==== Dataset ====

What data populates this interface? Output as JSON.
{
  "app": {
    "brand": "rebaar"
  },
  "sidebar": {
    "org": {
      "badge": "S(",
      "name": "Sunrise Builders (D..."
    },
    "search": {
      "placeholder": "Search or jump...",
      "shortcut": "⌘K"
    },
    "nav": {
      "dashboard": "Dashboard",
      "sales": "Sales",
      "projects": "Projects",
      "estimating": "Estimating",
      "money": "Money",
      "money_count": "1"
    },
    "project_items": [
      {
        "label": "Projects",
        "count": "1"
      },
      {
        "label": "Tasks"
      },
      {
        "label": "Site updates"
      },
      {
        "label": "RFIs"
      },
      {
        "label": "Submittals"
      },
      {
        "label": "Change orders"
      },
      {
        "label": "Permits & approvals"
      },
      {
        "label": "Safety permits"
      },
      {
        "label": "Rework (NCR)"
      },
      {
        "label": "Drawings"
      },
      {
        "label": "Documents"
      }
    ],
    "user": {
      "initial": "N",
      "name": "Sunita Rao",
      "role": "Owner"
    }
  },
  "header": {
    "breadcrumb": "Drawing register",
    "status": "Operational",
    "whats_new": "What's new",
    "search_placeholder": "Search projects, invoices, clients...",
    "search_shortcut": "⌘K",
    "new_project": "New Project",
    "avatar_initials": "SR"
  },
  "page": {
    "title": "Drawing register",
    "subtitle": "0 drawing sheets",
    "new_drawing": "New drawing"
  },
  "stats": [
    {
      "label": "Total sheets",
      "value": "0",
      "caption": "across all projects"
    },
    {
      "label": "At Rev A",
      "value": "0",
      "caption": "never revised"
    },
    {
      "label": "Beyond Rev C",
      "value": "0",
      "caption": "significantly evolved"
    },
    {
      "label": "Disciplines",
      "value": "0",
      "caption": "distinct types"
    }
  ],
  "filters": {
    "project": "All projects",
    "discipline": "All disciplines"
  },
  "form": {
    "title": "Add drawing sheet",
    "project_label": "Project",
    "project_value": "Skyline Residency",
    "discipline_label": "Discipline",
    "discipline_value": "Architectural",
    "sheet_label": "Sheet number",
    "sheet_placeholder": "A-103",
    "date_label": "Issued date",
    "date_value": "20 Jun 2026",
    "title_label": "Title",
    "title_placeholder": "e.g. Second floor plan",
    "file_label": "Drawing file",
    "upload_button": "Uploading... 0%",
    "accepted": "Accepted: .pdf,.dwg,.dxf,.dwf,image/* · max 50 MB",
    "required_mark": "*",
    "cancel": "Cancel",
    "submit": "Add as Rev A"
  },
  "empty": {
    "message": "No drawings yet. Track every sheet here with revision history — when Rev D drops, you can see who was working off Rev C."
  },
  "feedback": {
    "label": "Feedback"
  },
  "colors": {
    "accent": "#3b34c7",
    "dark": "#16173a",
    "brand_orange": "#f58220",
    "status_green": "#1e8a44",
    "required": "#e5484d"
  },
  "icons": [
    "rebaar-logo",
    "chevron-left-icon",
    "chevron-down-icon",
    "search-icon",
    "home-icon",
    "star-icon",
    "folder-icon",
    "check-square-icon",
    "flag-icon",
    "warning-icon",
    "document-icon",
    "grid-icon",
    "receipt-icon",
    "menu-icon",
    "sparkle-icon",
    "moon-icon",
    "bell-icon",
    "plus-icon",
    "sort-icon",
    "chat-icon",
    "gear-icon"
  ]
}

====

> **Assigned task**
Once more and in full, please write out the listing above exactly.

> **Solution to the exercise**
What data populates this interface? Output as JSON.
{
  "app": {
    "brand": "rebaar"
  },
  "sidebar": {
    "org": {
      "badge": "S(",
      "name": "Sunrise Builders (D..."
    },
    "search": {
      "placeholder": "Search or jump...",
      "shortcut": "⌘K"
    },
    "nav": {
      "dashboard": "Dashboard",
      "sales": "Sales",
      "projects": "Projects",
      "estimating": "Estimating",
      "money": "Money",
      "money_count": "1"
    },
    "project_items": [
      {
        "label": "Projects",
        "count": "1"
      },
      {
        "label": "Tasks"
      },
      {
        "label": "Site updates"
      },
      {
        "label": "RFIs"
      },
      {
        "label": "Submittals"
      },
      {
        "label": "Change orders"
      },
      {
        "label": "Permits & approvals"
      },
      {
        "label": "Safety permits"
      },
      {
        "label": "Rework (NCR)"
      },
      {
        "label": "Drawings"
      },
      {
        "label": "Documents"
      }
    ],
    "user": {
      "initial": "N",
      "name": "Sunita Rao",
      "role": "Owner"
    }
  },
  "header": {
    "breadcrumb": "Drawing register",
    "status": "Operational",
    "whats_new": "What's new",
    "search_placeholder": "Search projects, invoices, clients...",
    "search_shortcut": "⌘K",
    "new_project": "New Project",
    "avatar_initials": "SR"
  },
  "page": {
    "title": "Drawing register",
    "subtitle": "0 drawing sheets",
    "new_drawing": "New drawing"
  },
  "stats": [
    {
      "label": "Total sheets",
      "value": "0",
      "caption": "across all projects"
    },
    {
      "label": "At Rev A",
      "value": "0",
      "caption": "never revised"
    },
    {
      "label": "Beyond Rev C",
      "value": "0",
      "caption": "significantly evolved"
    },
    {
      "label": "Disciplines",
      "value": "0",
      "caption": "distinct types"
    }
  ],
  "filters": {
    "project": "All projects",
    "discipline": "All disciplines"
  },
  "form": {
    "title": "Add drawing sheet",
    "project_label": "Project",
    "project_value": "Skyline Residency",
    "discipline_label": "Discipline",
    "discipline_value": "Architectural",
    "sheet_label": "Sheet number",
    "sheet_placeholder": "A-103",
    "date_label": "Issued date",
    "date_value": "20 Jun 2026",
    "title_label": "Title",
    "title_placeholder": "e.g. Second floor plan",
    "file_label": "Drawing file",
    "upload_button": "Uploading... 0%",
    "accepted": "Accepted: .pdf,.dwg,.dxf,.dwf,image/* · max 50 MB",
    "required_mark": "*",
    "cancel": "Cancel",
    "submit": "Add as Rev A"
  },
  "empty": {
    "message": "No drawings yet. Track every sheet here with revision history — when Rev D drops, you can see who was working off Rev C."
  },
  "feedback": {
    "label": "Feedback"
  },
  "colors": {
    "accent": "#3b34c7",
    "dark": "#16173a",
    "brand_orange": "#f58220",
    "status_green": "#1e8a44",
    "required": "#e5484d"
  },
  "icons": [
    "rebaar-logo",
    "chevron-left-icon",
    "chevron-down-icon",
    "search-icon",
    "home-icon",
    "star-icon",
    "folder-icon",
    "check-square-icon",
    "flag-icon",
    "warning-icon",
    "document-icon",
    "grid-icon",
    "receipt-icon",
    "menu-icon",
    "sparkle-icon",
    "moon-icon",
    "bell-icon",
    "plus-icon",
    "sort-icon",
    "chat-icon",
    "gear-icon"
  ]
}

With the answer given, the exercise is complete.